• _Exercise input_:
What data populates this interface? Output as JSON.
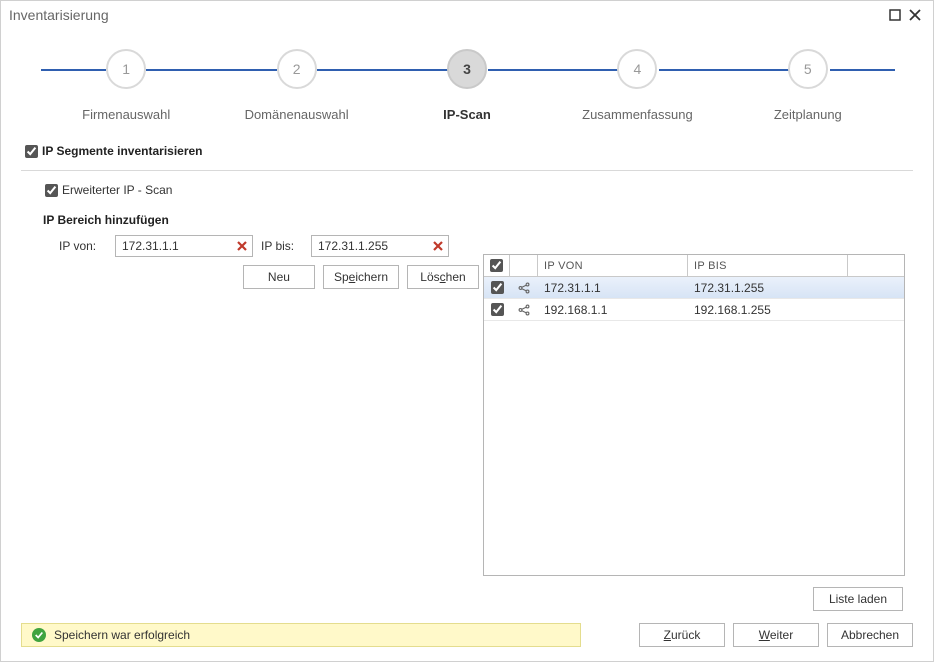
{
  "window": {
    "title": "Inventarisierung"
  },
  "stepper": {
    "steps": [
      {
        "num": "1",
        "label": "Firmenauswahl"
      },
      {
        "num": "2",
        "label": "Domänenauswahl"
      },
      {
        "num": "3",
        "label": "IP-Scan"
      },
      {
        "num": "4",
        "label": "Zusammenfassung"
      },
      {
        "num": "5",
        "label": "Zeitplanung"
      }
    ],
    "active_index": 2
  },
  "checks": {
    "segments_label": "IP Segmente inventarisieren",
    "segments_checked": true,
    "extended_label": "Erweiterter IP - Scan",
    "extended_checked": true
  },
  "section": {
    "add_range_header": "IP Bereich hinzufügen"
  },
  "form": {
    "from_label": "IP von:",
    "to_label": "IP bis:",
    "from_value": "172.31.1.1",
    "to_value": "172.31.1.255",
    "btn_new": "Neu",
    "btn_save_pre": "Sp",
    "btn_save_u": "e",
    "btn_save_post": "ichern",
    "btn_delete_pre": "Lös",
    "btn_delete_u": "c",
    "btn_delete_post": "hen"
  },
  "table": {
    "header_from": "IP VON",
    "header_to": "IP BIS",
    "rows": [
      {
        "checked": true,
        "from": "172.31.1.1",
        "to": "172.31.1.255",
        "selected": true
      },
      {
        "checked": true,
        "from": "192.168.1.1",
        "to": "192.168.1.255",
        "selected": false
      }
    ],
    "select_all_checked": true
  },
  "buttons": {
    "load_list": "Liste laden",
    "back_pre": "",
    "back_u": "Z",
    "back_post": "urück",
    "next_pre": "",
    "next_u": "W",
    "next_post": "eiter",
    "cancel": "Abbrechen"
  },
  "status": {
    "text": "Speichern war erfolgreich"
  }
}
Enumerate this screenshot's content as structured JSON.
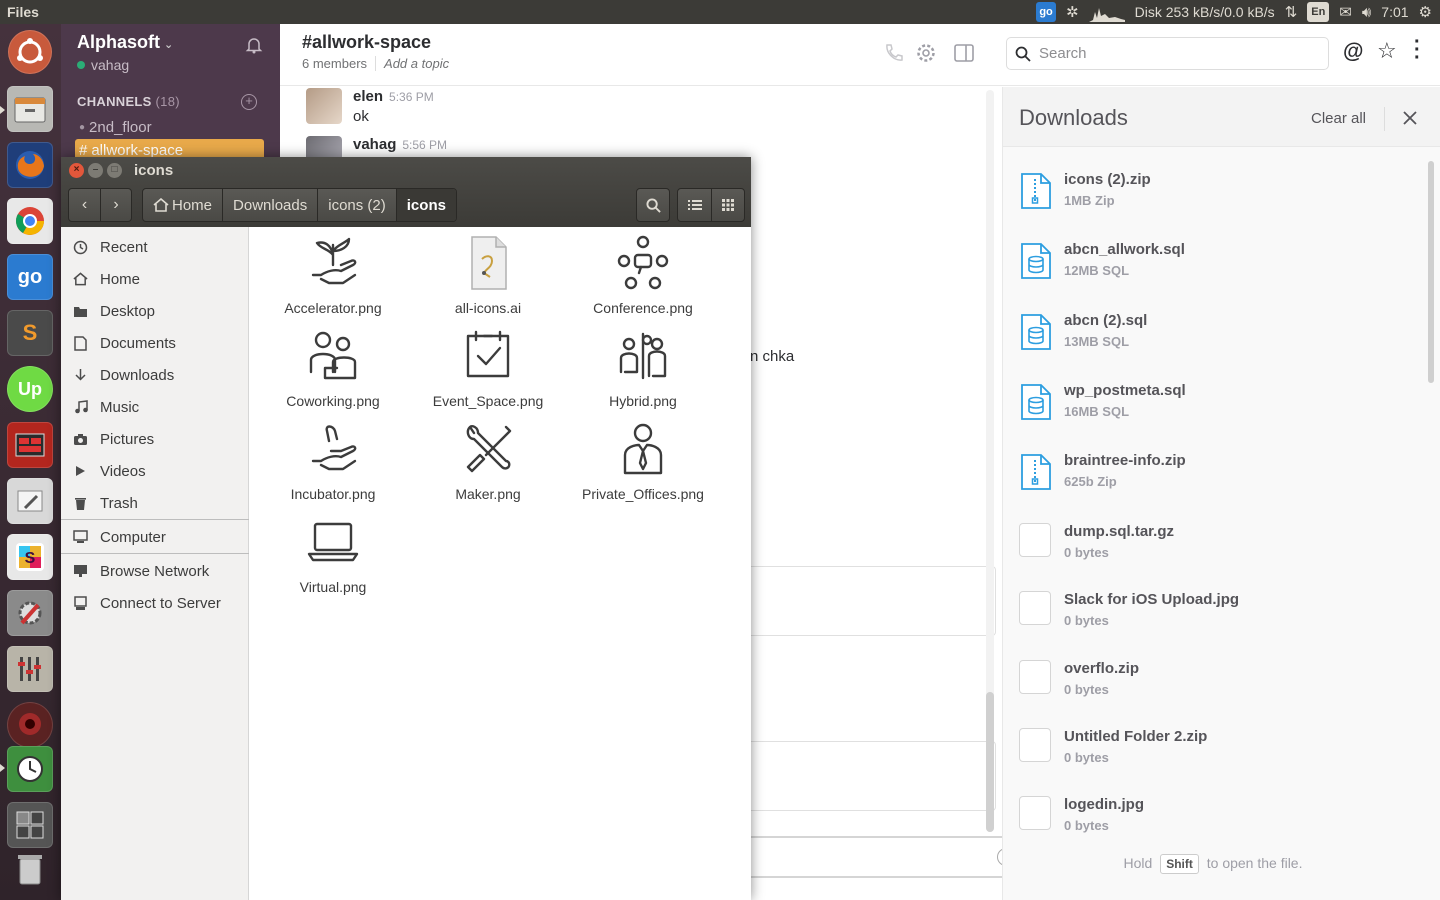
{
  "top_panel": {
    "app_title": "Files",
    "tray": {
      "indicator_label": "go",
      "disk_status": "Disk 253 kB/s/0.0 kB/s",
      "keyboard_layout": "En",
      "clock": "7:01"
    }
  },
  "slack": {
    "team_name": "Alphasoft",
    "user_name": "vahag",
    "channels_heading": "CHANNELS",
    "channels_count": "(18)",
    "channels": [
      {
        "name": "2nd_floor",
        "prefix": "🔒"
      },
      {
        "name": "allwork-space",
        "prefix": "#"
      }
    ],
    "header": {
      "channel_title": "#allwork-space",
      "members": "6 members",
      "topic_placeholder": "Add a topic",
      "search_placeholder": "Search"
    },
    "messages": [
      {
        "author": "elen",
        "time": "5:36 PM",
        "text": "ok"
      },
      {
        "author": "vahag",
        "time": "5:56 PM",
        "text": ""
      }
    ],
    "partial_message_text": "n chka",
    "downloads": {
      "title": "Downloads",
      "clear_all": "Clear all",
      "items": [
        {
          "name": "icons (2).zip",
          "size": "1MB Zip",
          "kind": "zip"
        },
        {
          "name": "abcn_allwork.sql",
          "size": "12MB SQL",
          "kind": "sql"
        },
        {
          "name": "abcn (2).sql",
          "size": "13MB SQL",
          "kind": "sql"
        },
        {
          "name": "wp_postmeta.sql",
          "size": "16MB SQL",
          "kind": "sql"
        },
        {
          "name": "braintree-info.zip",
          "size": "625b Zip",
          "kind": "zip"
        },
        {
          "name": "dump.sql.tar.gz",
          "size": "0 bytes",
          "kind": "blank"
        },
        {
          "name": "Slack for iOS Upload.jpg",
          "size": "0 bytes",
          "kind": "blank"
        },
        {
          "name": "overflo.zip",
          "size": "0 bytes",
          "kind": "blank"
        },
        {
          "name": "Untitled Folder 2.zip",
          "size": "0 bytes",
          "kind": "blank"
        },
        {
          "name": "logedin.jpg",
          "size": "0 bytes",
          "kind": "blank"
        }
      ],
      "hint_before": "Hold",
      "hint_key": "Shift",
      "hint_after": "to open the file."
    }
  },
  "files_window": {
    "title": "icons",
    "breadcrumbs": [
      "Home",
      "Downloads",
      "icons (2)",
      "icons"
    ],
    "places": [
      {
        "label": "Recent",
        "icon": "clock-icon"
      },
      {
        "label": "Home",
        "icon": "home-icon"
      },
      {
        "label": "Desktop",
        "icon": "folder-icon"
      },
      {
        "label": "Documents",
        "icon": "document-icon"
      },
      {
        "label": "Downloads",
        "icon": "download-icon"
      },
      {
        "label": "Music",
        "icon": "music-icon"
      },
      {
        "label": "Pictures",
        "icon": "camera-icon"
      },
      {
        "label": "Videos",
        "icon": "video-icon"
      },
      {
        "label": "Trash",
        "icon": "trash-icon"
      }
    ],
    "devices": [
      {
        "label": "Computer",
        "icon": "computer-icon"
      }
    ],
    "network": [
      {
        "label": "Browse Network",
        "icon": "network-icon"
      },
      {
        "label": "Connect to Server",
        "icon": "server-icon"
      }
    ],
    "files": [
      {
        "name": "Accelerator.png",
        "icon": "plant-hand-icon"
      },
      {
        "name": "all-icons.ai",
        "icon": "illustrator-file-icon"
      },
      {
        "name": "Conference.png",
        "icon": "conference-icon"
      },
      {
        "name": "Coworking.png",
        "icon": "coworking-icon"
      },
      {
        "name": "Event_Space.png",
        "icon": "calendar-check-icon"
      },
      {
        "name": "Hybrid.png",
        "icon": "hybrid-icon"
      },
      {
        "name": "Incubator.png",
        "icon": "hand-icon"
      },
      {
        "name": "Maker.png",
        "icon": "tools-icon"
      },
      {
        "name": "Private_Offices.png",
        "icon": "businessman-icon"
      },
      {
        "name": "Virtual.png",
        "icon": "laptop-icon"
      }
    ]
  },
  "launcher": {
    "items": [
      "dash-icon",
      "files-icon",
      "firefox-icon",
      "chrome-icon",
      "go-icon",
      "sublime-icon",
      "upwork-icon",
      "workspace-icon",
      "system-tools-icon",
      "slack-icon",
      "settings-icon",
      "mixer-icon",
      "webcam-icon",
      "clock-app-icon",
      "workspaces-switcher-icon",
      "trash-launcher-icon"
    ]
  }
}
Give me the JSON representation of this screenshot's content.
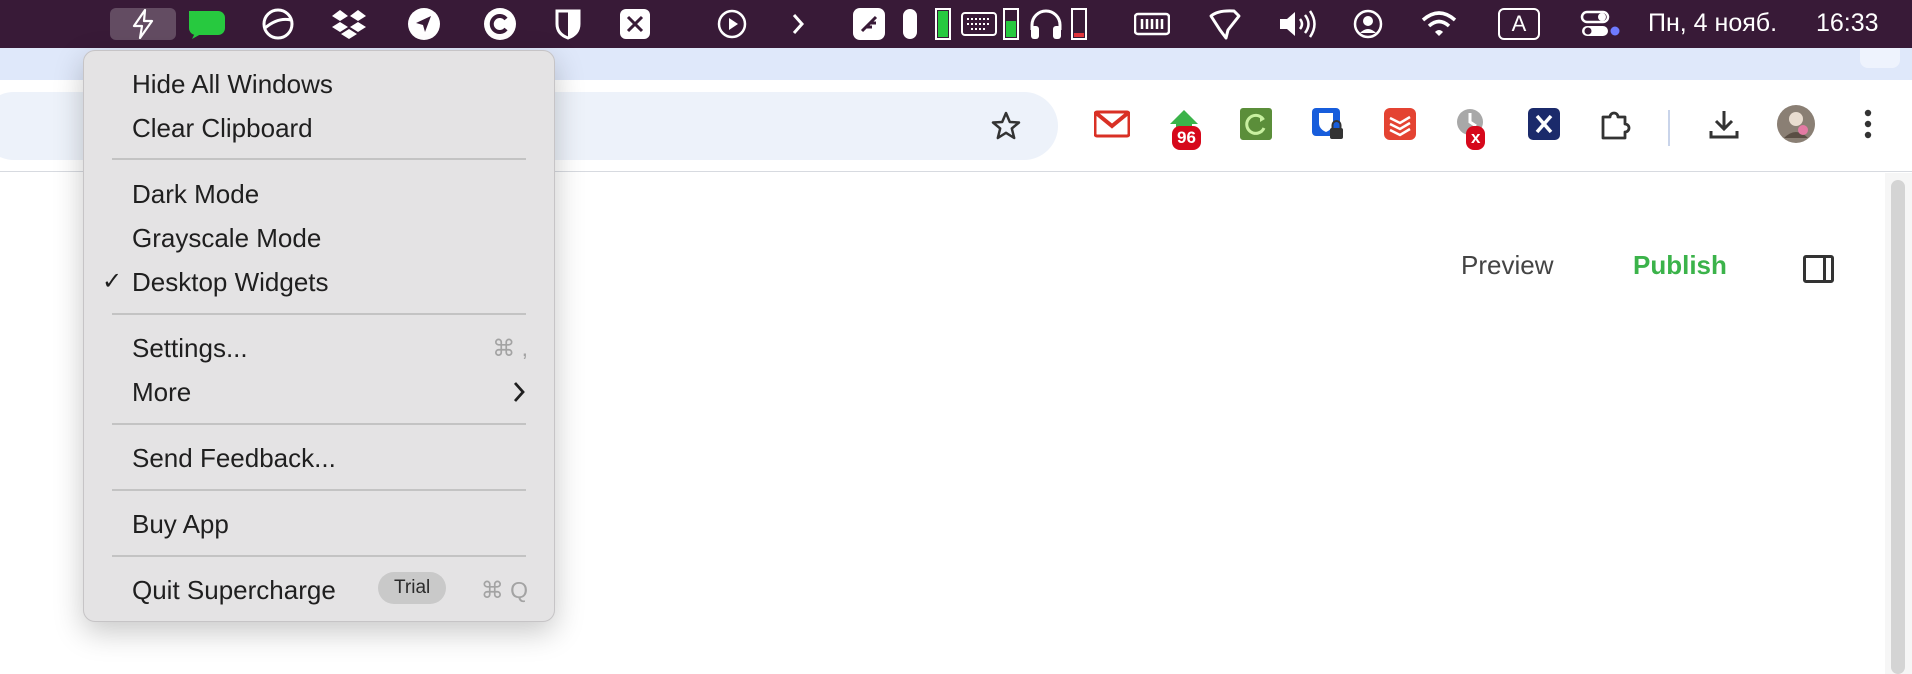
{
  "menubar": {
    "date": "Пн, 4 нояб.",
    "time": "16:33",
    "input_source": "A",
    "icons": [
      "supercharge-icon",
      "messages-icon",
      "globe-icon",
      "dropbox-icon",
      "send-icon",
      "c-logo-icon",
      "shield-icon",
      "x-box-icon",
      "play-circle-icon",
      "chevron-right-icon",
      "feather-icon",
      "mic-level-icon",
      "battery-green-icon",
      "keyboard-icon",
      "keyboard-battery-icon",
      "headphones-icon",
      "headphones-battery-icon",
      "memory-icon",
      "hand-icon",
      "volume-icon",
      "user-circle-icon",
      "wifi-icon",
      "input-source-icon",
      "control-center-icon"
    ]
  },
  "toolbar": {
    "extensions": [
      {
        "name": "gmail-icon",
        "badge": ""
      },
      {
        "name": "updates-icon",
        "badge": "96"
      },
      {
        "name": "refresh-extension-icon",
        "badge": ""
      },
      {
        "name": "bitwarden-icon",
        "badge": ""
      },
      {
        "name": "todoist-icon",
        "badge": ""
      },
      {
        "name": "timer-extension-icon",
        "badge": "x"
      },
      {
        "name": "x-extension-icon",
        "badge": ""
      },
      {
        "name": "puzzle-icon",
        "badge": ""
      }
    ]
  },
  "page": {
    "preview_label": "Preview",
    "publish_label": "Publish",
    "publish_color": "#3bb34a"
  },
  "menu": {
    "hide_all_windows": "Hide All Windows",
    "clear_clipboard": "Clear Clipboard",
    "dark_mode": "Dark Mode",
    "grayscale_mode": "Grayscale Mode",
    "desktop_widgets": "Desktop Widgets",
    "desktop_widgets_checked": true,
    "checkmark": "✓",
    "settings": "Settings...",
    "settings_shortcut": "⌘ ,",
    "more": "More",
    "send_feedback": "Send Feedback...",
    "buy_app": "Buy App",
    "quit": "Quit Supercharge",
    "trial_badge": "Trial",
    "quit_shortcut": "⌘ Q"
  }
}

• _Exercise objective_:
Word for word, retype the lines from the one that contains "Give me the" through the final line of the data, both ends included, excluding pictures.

• _Finished exercise_:
Give me the JSON representation of this screenshot's content.
{
  "menubar": {
    "date": "Пн, 4 нояб.",
    "time": "16:33",
    "input_source": "A",
    "icons": [
      "supercharge-icon",
      "messages-icon",
      "globe-icon",
      "dropbox-icon",
      "send-icon",
      "c-logo-icon",
      "shield-icon",
      "x-box-icon",
      "play-circle-icon",
      "chevron-right-icon",
      "feather-icon",
      "mic-level-icon",
      "battery-green-icon",
      "keyboard-icon",
      "keyboard-battery-icon",
      "headphones-icon",
      "headphones-battery-icon",
      "memory-icon",
      "hand-icon",
      "volume-icon",
      "user-circle-icon",
      "wifi-icon",
      "input-source-icon",
      "control-center-icon"
    ]
  },
  "toolbar": {
    "extensions": [
      {
        "name": "gmail-icon",
        "badge": ""
      },
      {
        "name": "updates-icon",
        "badge": "96"
      },
      {
        "name": "refresh-extension-icon",
        "badge": ""
      },
      {
        "name": "bitwarden-icon",
        "badge": ""
      },
      {
        "name": "todoist-icon",
        "badge": ""
      },
      {
        "name": "timer-extension-icon",
        "badge": "x"
      },
      {
        "name": "x-extension-icon",
        "badge": ""
      },
      {
        "name": "puzzle-icon",
        "badge": ""
      }
    ]
  },
  "page": {
    "preview_label": "Preview",
    "publish_label": "Publish",
    "publish_color": "#3bb34a"
  },
  "menu": {
    "hide_all_windows": "Hide All Windows",
    "clear_clipboard": "Clear Clipboard",
    "dark_mode": "Dark Mode",
    "grayscale_mode": "Grayscale Mode",
    "desktop_widgets": "Desktop Widgets",
    "desktop_widgets_checked": true,
    "checkmark": "✓",
    "settings": "Settings...",
    "settings_shortcut": "⌘ ,",
    "more": "More",
    "send_feedback": "Send Feedback...",
    "buy_app": "Buy App",
    "quit": "Quit Supercharge",
    "trial_badge": "Trial",
    "quit_shortcut": "⌘ Q"
  }
}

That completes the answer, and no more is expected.